Updated: 5 days ago



Why use reference tracks?


Using reference tracks is the most powerful listening technique of all, and is especially important when we’re in an unfamiliar room or just starting out with music production and don't have the training, experience or practice to be able to trust our instincts. It's important to only use tracks that we’re extremely familiar with if we’re a new artist and unable to reference our own tracks in different


environments. Also, when selecting reference tracks, use songs with a similar makeup or instrumentation. This means we should pick songs that are in the same genre and have the feel that we're aiming for.

Reference tracks are used when A/B comparing songs
Using reference tracks to fast track your music production

Evaluate the reference track’s impact and how it grabs you:

- How does it make you feel?

- What emotion do you feel when listening?

- Does it take you on a journey?

- Does the track build?

Don’t try to be better than the quality of the finished mastered track at this stage, that’s impossible. Simply gauge how far you are from a strong and cohesive mix.



The art of mix referencing


Listen to the top ten songs in your favorite genre on Beatport, Apple Music or Spotify and you’ll clearly hear a difference between these songs and yours. When you’re just starting out, mix referencing can be depressing and enough to make you want to quit, which is why so many young producers shy away from it. Yes, this exercise is painful, but it's also the absolute best free mixing tutor available and the fast track to commercial-sounding production. The fundamental point of mix referencing is that it delivers to you what your own ears, brain, and level of experience can’t, by showing you an objective comparison between your song and the professional production of the reference track.


Our brains are equipped to process sounds by comparing our current experience in relation to other experiences. Our ears and brains have a relative judgement system that can be hacked when we’re producing and mixing by comparing our song to another high quality production.

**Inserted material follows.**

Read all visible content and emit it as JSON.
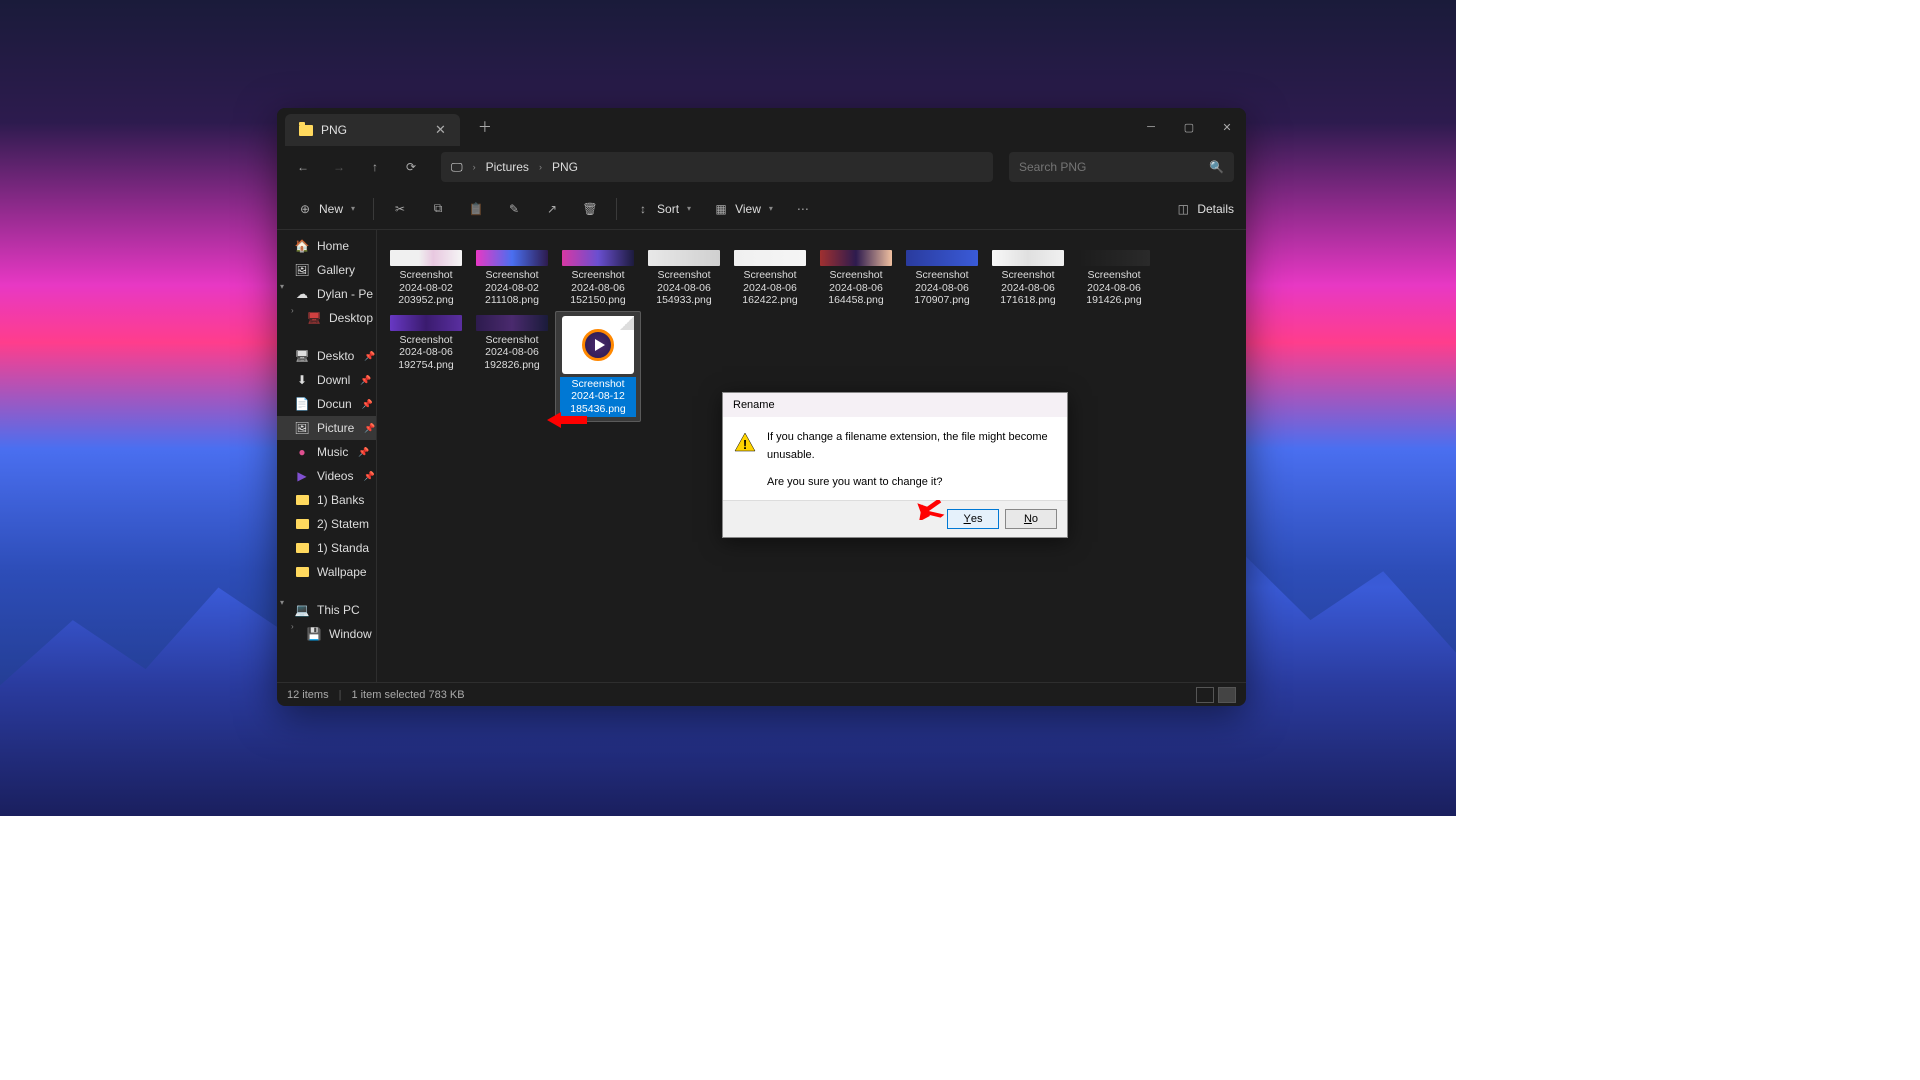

Mix referencing also allows us to compensate for a skewed listening perspective, working from a home studio or bedroom that has a less than favorable monitoring system or little to no sound treatment


Song selection process